*Problem description*:
Every line in the data below that has the word "username" should be returned.

======== Excerpted records

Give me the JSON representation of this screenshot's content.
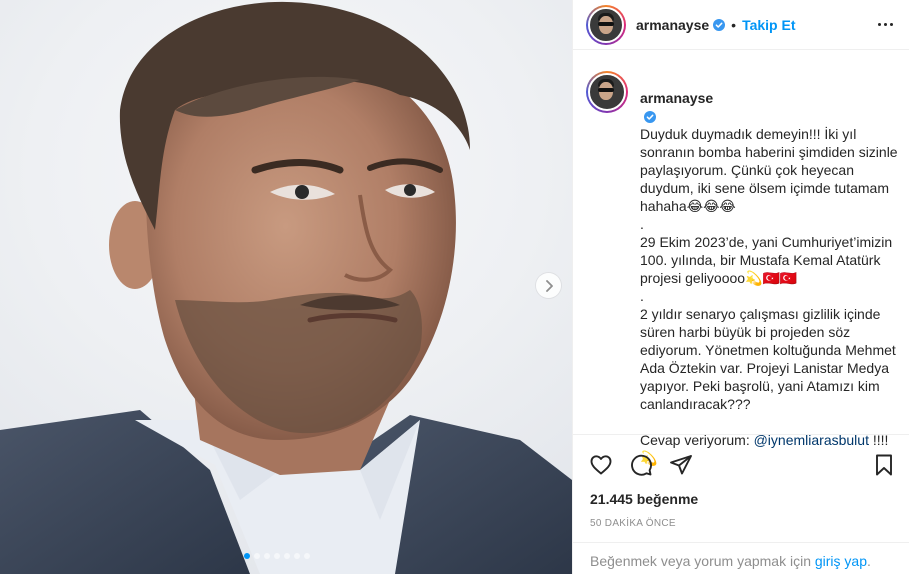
{
  "post": {
    "username": "armanayse",
    "follow_label": "Takip Et",
    "separator": "•",
    "carousel": {
      "dot_count": 7,
      "active_index": 0
    },
    "caption": {
      "username": "armanayse",
      "paragraphs": [
        "Duyduk duymadık demeyin!!! İki yıl sonranın bomba haberini şimdiden sizinle paylaşıyorum. Çünkü çok heyecan duydum, iki sene ölsem içimde tutamam hahaha😂😂😂",
        ".",
        "29 Ekim 2023’de, yani Cumhuriyet’imizin 100. yılında, bir Mustafa Kemal Atatürk projesi geliyoooo💫🇹🇷🇹🇷",
        ".",
        "2 yıldır senaryo çalışması gizlilik içinde süren harbi büyük bi projeden söz ediyorum. Yönetmen koltuğunda Mehmet Ada Öztekin var. Projeyi Lanistar Medya yapıyor. Peki başrolü, yani Atamızı kim canlandıracak???"
      ],
      "last_line_prefix": "Cevap veriyorum: ",
      "mention": "@iynemliarasbulut",
      "last_line_suffix": " !!!!💫"
    },
    "likes_text": "21.445 beğenme",
    "time_text": "50 DAKİKA ÖNCE",
    "login_prompt_prefix": "Beğenmek veya yorum yapmak için ",
    "login_link": "giriş yap",
    "login_prompt_suffix": "."
  },
  "colors": {
    "accent_blue": "#0095f6",
    "text": "#262626",
    "muted": "#8e8e8e",
    "border": "#efefef"
  },
  "icons": [
    "verified-badge-icon",
    "more-options-icon",
    "next-arrow-icon",
    "heart-icon",
    "comment-icon",
    "share-icon",
    "bookmark-icon"
  ]
}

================

*Output for this task*:
    "username": "armanayse",
      "username": "armanayse",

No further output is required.